- _Task objective_:
Nothing but the pictures gets dropped; retype every entry exactly.

Stored data

───

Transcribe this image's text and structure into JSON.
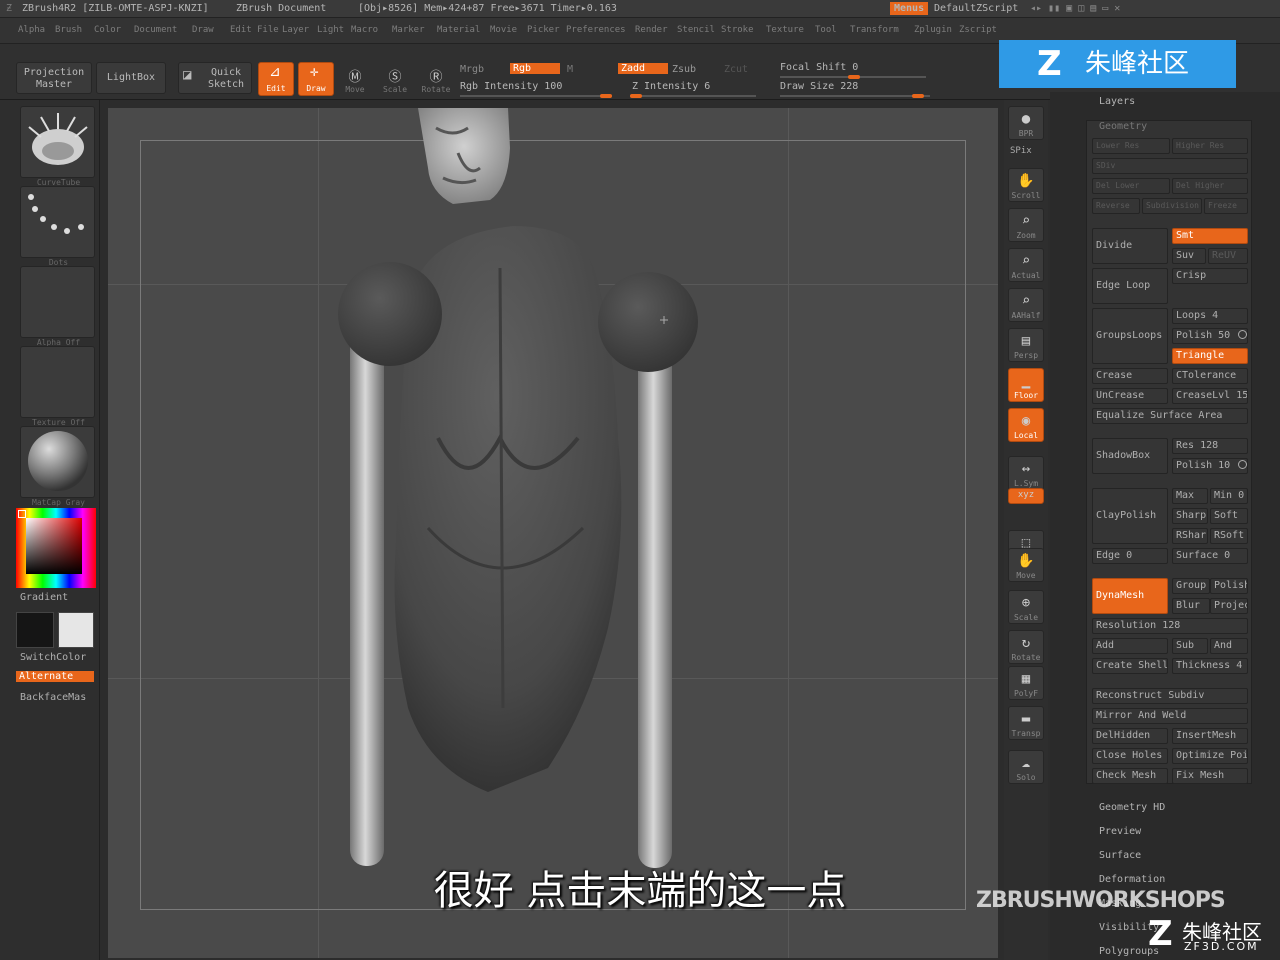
{
  "titlebar": {
    "app": "ZBrush4R2 [ZILB-OMTE-ASPJ-KNZI]",
    "doc": "ZBrush Document",
    "stats": "[Obj▸8526] Mem▸424+87 Free▸3671 Timer▸0.163",
    "menus": "Menus",
    "script": "DefaultZScript"
  },
  "menubar": [
    "Alpha",
    "Brush",
    "Color",
    "Document",
    "Draw",
    "Edit",
    "File",
    "Layer",
    "Light",
    "Macro",
    "Marker",
    "Material",
    "Movie",
    "Picker",
    "Preferences",
    "Render",
    "Stencil",
    "Stroke",
    "Texture",
    "Tool",
    "Transform",
    "Zplugin",
    "Zscript"
  ],
  "toolbar": {
    "projection_master": "Projection Master",
    "lightbox": "LightBox",
    "quick_sketch": "Quick Sketch",
    "edit": "Edit",
    "draw": "Draw",
    "move": "Move",
    "scale": "Scale",
    "rotate": "Rotate",
    "mrgb": "Mrgb",
    "rgb": "Rgb",
    "m": "M",
    "rgb_intensity": "Rgb Intensity 100",
    "zadd": "Zadd",
    "zsub": "Zsub",
    "zcut": "Zcut",
    "z_intensity": "Z Intensity 6",
    "focal_shift": "Focal Shift 0",
    "draw_size": "Draw Size 228"
  },
  "leftshelf": {
    "brush_caption": "CurveTube",
    "stroke_caption": "Dots",
    "alpha_caption": "Alpha Off",
    "texture_caption": "Texture Off",
    "material_caption": "MatCap Gray",
    "gradient": "Gradient",
    "switchcolor": "SwitchColor",
    "alternate": "Alternate",
    "backface": "BackfaceMas"
  },
  "rightshelf": [
    "BPR",
    "SPix",
    "Scroll",
    "Zoom",
    "Actual",
    "AAHalf",
    "Persp",
    "Floor",
    "Local",
    "L.Sym",
    "Xyz",
    "Frame",
    "Move",
    "Scale",
    "Rotate",
    "PolyF",
    "Transp",
    "Solo"
  ],
  "palette": {
    "layers": "Layers",
    "geometry": "Geometry",
    "dim_rows": [
      "Lower Res",
      "Higher Res",
      "SDiv",
      "Del Lower",
      "Del Higher",
      "Reverse",
      "Subdivision",
      "Freeze"
    ],
    "divide": "Divide",
    "smt": "Smt",
    "suv": "Suv",
    "reuv": "ReUV",
    "edge_loop": "Edge Loop",
    "crisp": "Crisp",
    "loops": "Loops 4",
    "groupsloops": "GroupsLoops",
    "polish": "Polish 50",
    "triangle": "Triangle",
    "crease": "Crease",
    "ctolerance": "CTolerance",
    "uncrease": "UnCrease",
    "creaselvl": "CreaseLvl 15",
    "equalize": "Equalize Surface Area",
    "shadowbox": "ShadowBox",
    "res": "Res 128",
    "polish10": "Polish 10",
    "claypolish": "ClayPolish",
    "max": "Max",
    "min": "Min 0",
    "sharp": "Sharp",
    "soft": "Soft",
    "rsharp": "RShar",
    "rsoft": "RSoft",
    "edge": "Edge 0",
    "surface0": "Surface 0",
    "dynamesh": "DynaMesh",
    "group": "Group",
    "polish2": "Polish",
    "blur": "Blur",
    "project": "Projec",
    "resolution": "Resolution 128",
    "add": "Add",
    "sub": "Sub",
    "and": "And",
    "create_shell": "Create Shell",
    "thickness": "Thickness 4",
    "reconstruct": "Reconstruct Subdiv",
    "mirror_weld": "Mirror And Weld",
    "delhidden": "DelHidden",
    "insertmesh": "InsertMesh",
    "close_holes": "Close Holes",
    "optimize": "Optimize Poi",
    "check_mesh": "Check Mesh",
    "fix_mesh": "Fix Mesh",
    "geometry_hd": "Geometry HD",
    "preview": "Preview",
    "surface": "Surface",
    "deformation": "Deformation",
    "masking": "Masking",
    "visibility": "Visibility",
    "polygroups": "Polygroups"
  },
  "overlay": {
    "logo_top": "朱峰社区",
    "logo_mark": "Z",
    "subtitle": "很好  点击末端的这一点",
    "workshops": "ZBRUSHWORKSHOPS",
    "zf3d_cn": "朱峰社区",
    "zf3d_en": "ZF3D.COM"
  },
  "colors": {
    "accent": "#e8661b",
    "canvas": "#4a4a4a",
    "ui_dark": "#2c2c2c",
    "logo_blue": "#2f9ae6"
  }
}
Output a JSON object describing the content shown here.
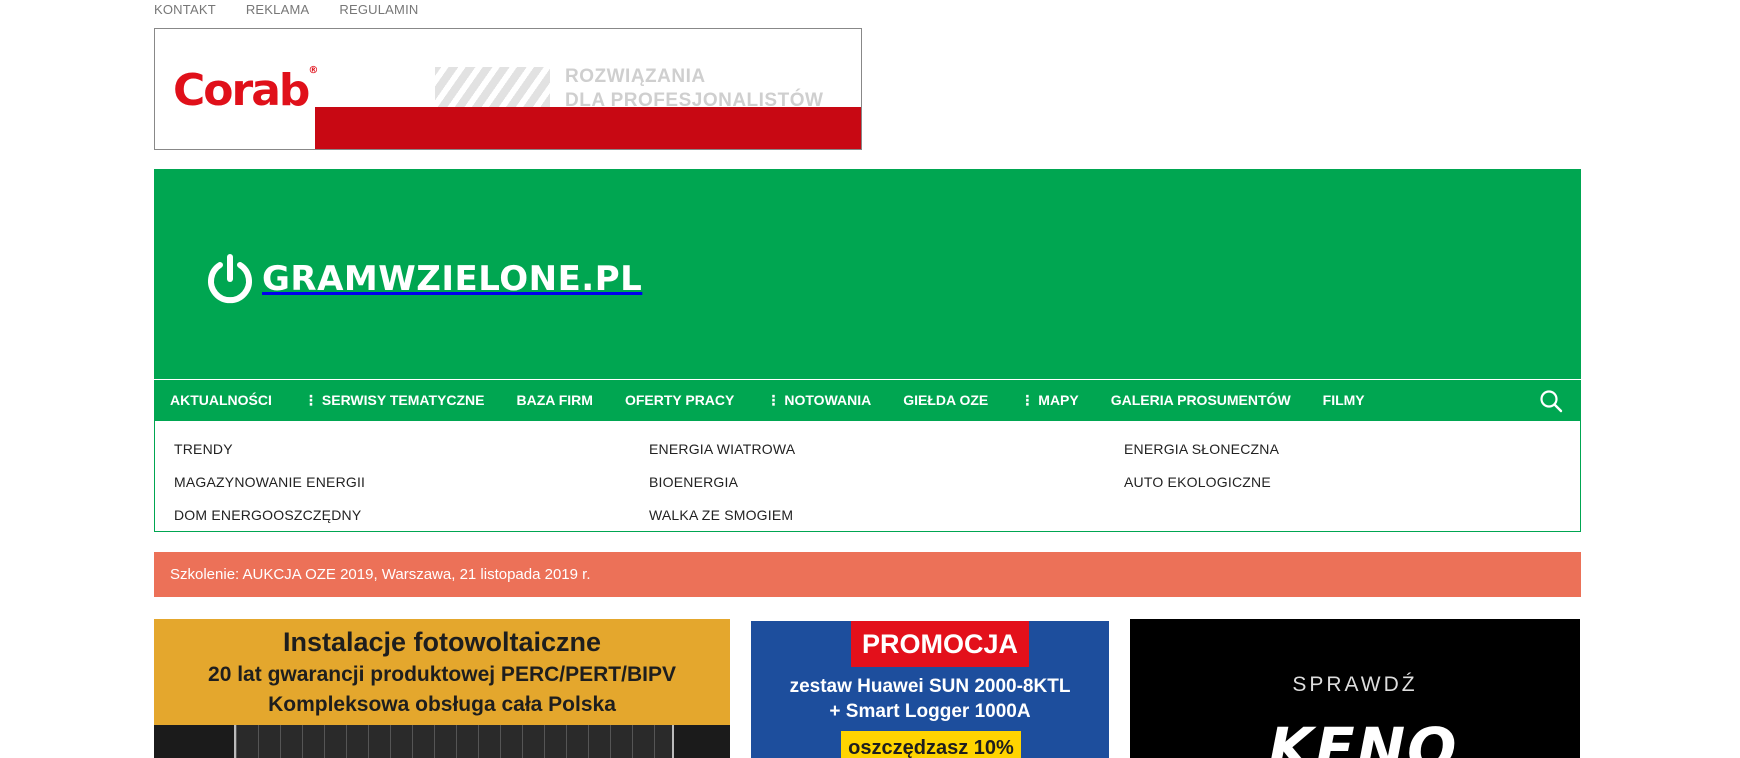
{
  "top_links": [
    "KONTAKT",
    "REKLAMA",
    "REGULAMIN"
  ],
  "ad_banner": {
    "logo_text": "Corab",
    "logo_mark": "®",
    "slogan_line1": "ROZWIĄZANIA",
    "slogan_line2": "DLA PROFESJONALISTÓW",
    "brand_color": "#c80813"
  },
  "header": {
    "site_name": "GRAMWZIELONE.PL",
    "logo_icon": "power-icon",
    "brand_color": "#00a651"
  },
  "nav": {
    "items": [
      {
        "label": "AKTUALNOŚCI",
        "has_submenu": false
      },
      {
        "label": "SERWISY TEMATYCZNE",
        "has_submenu": true
      },
      {
        "label": "BAZA FIRM",
        "has_submenu": false
      },
      {
        "label": "OFERTY PRACY",
        "has_submenu": false
      },
      {
        "label": "NOTOWANIA",
        "has_submenu": true
      },
      {
        "label": "GIEŁDA OZE",
        "has_submenu": false
      },
      {
        "label": "MAPY",
        "has_submenu": true
      },
      {
        "label": "GALERIA PROSUMENTÓW",
        "has_submenu": false
      },
      {
        "label": "FILMY",
        "has_submenu": false
      }
    ],
    "submenu_marker": "⋮",
    "search_icon": "search-icon"
  },
  "submenu": {
    "col1": [
      "TRENDY",
      "MAGAZYNOWANIE ENERGII",
      "DOM ENERGOOSZCZĘDNY"
    ],
    "col2": [
      "ENERGIA WIATROWA",
      "BIOENERGIA",
      "WALKA ZE SMOGIEM"
    ],
    "col3": [
      "ENERGIA SŁONECZNA",
      "AUTO EKOLOGICZNE"
    ]
  },
  "alert": {
    "text": "Szkolenie: AUKCJA OZE 2019, Warszawa, 21 listopada 2019 r.",
    "color": "#ec7158"
  },
  "ads": {
    "solar": {
      "line1": "Instalacje fotowoltaiczne",
      "line2": "20 lat gwarancji produktowej PERC/PERT/BIPV",
      "line3": "Kompleksowa obsługa cała Polska"
    },
    "huawei": {
      "promo": "PROMOCJA",
      "line1": "zestaw Huawei SUN 2000-8KTL",
      "line2": "+ Smart Logger 1000A",
      "save": "oszczędzasz 10%"
    },
    "keno": {
      "check": "SPRAWDŹ",
      "brand": "KENO"
    }
  }
}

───

- _Result_:
Transcribe this image's text and structure into JSON.
{
  "titlebar": {
    "app": "ZBrush4R2 [ZILB-OMTE-ASPJ-KNZI]",
    "doc": "ZBrush Document",
    "stats": "[Obj▸8526] Mem▸424+87 Free▸3671 Timer▸0.163",
    "menus": "Menus",
    "script": "DefaultZScript"
  },
  "menubar": [
    "Alpha",
    "Brush",
    "Color",
    "Document",
    "Draw",
    "Edit",
    "File",
    "Layer",
    "Light",
    "Macro",
    "Marker",
    "Material",
    "Movie",
    "Picker",
    "Preferences",
    "Render",
    "Stencil",
    "Stroke",
    "Texture",
    "Tool",
    "Transform",
    "Zplugin",
    "Zscript"
  ],
  "toolbar": {
    "projection_master": "Projection Master",
    "lightbox": "LightBox",
    "quick_sketch": "Quick Sketch",
    "edit": "Edit",
    "draw": "Draw",
    "move": "Move",
    "scale": "Scale",
    "rotate": "Rotate",
    "mrgb": "Mrgb",
    "rgb": "Rgb",
    "m": "M",
    "rgb_intensity": "Rgb Intensity 100",
    "zadd": "Zadd",
    "zsub": "Zsub",
    "zcut": "Zcut",
    "z_intensity": "Z Intensity 6",
    "focal_shift": "Focal Shift 0",
    "draw_size": "Draw Size 228"
  },
  "leftshelf": {
    "brush_caption": "CurveTube",
    "stroke_caption": "Dots",
    "alpha_caption": "Alpha Off",
    "texture_caption": "Texture Off",
    "material_caption": "MatCap Gray",
    "gradient": "Gradient",
    "switchcolor": "SwitchColor",
    "alternate": "Alternate",
    "backface": "BackfaceMas"
  },
  "rightshelf": [
    "BPR",
    "SPix",
    "Scroll",
    "Zoom",
    "Actual",
    "AAHalf",
    "Persp",
    "Floor",
    "Local",
    "L.Sym",
    "Xyz",
    "Frame",
    "Move",
    "Scale",
    "Rotate",
    "PolyF",
    "Transp",
    "Solo"
  ],
  "palette": {
    "layers": "Layers",
    "geometry": "Geometry",
    "dim_rows": [
      "Lower Res",
      "Higher Res",
      "SDiv",
      "Del Lower",
      "Del Higher",
      "Reverse",
      "Subdivision",
      "Freeze"
    ],
    "divide": "Divide",
    "smt": "Smt",
    "suv": "Suv",
    "reuv": "ReUV",
    "edge_loop": "Edge Loop",
    "crisp": "Crisp",
    "loops": "Loops 4",
    "groupsloops": "GroupsLoops",
    "polish": "Polish 50",
    "triangle": "Triangle",
    "crease": "Crease",
    "ctolerance": "CTolerance",
    "uncrease": "UnCrease",
    "creaselvl": "CreaseLvl 15",
    "equalize": "Equalize Surface Area",
    "shadowbox": "ShadowBox",
    "res": "Res 128",
    "polish10": "Polish 10",
    "claypolish": "ClayPolish",
    "max": "Max",
    "min": "Min 0",
    "sharp": "Sharp",
    "soft": "Soft",
    "rsharp": "RShar",
    "rsoft": "RSoft",
    "edge": "Edge 0",
    "surface0": "Surface 0",
    "dynamesh": "DynaMesh",
    "group": "Group",
    "polish2": "Polish",
    "blur": "Blur",
    "project": "Projec",
    "resolution": "Resolution 128",
    "add": "Add",
    "sub": "Sub",
    "and": "And",
    "create_shell": "Create Shell",
    "thickness": "Thickness 4",
    "reconstruct": "Reconstruct Subdiv",
    "mirror_weld": "Mirror And Weld",
    "delhidden": "DelHidden",
    "insertmesh": "InsertMesh",
    "close_holes": "Close Holes",
    "optimize": "Optimize Poi",
    "check_mesh": "Check Mesh",
    "fix_mesh": "Fix Mesh",
    "geometry_hd": "Geometry HD",
    "preview": "Preview",
    "surface": "Surface",
    "deformation": "Deformation",
    "masking": "Masking",
    "visibility": "Visibility",
    "polygroups": "Polygroups"
  },
  "overlay": {
    "logo_top": "朱峰社区",
    "logo_mark": "Z",
    "subtitle": "很好  点击末端的这一点",
    "workshops": "ZBRUSHWORKSHOPS",
    "zf3d_cn": "朱峰社区",
    "zf3d_en": "ZF3D.COM"
  },
  "colors": {
    "accent": "#e8661b",
    "canvas": "#4a4a4a",
    "ui_dark": "#2c2c2c",
    "logo_blue": "#2f9ae6"
  }
}
Output a JSON object describing the content shown here.
{
  "top_links": [
    "KONTAKT",
    "REKLAMA",
    "REGULAMIN"
  ],
  "ad_banner": {
    "logo_text": "Corab",
    "logo_mark": "®",
    "slogan_line1": "ROZWIĄZANIA",
    "slogan_line2": "DLA PROFESJONALISTÓW",
    "brand_color": "#c80813"
  },
  "header": {
    "site_name": "GRAMWZIELONE.PL",
    "logo_icon": "power-icon",
    "brand_color": "#00a651"
  },
  "nav": {
    "items": [
      {
        "label": "AKTUALNOŚCI",
        "has_submenu": false
      },
      {
        "label": "SERWISY TEMATYCZNE",
        "has_submenu": true
      },
      {
        "label": "BAZA FIRM",
        "has_submenu": false
      },
      {
        "label": "OFERTY PRACY",
        "has_submenu": false
      },
      {
        "label": "NOTOWANIA",
        "has_submenu": true
      },
      {
        "label": "GIEŁDA OZE",
        "has_submenu": false
      },
      {
        "label": "MAPY",
        "has_submenu": true
      },
      {
        "label": "GALERIA PROSUMENTÓW",
        "has_submenu": false
      },
      {
        "label": "FILMY",
        "has_submenu": false
      }
    ],
    "submenu_marker": "⋮",
    "search_icon": "search-icon"
  },
  "submenu": {
    "col1": [
      "TRENDY",
      "MAGAZYNOWANIE ENERGII",
      "DOM ENERGOOSZCZĘDNY"
    ],
    "col2": [
      "ENERGIA WIATROWA",
      "BIOENERGIA",
      "WALKA ZE SMOGIEM"
    ],
    "col3": [
      "ENERGIA SŁONECZNA",
      "AUTO EKOLOGICZNE"
    ]
  },
  "alert": {
    "text": "Szkolenie: AUKCJA OZE 2019, Warszawa, 21 listopada 2019 r.",
    "color": "#ec7158"
  },
  "ads": {
    "solar": {
      "line1": "Instalacje fotowoltaiczne",
      "line2": "20 lat gwarancji produktowej PERC/PERT/BIPV",
      "line3": "Kompleksowa obsługa cała Polska"
    },
    "huawei": {
      "promo": "PROMOCJA",
      "line1": "zestaw Huawei SUN 2000-8KTL",
      "line2": "+ Smart Logger 1000A",
      "save": "oszczędzasz 10%"
    },
    "keno": {
      "check": "SPRAWDŹ",
      "brand": "KENO"
    }
  }
}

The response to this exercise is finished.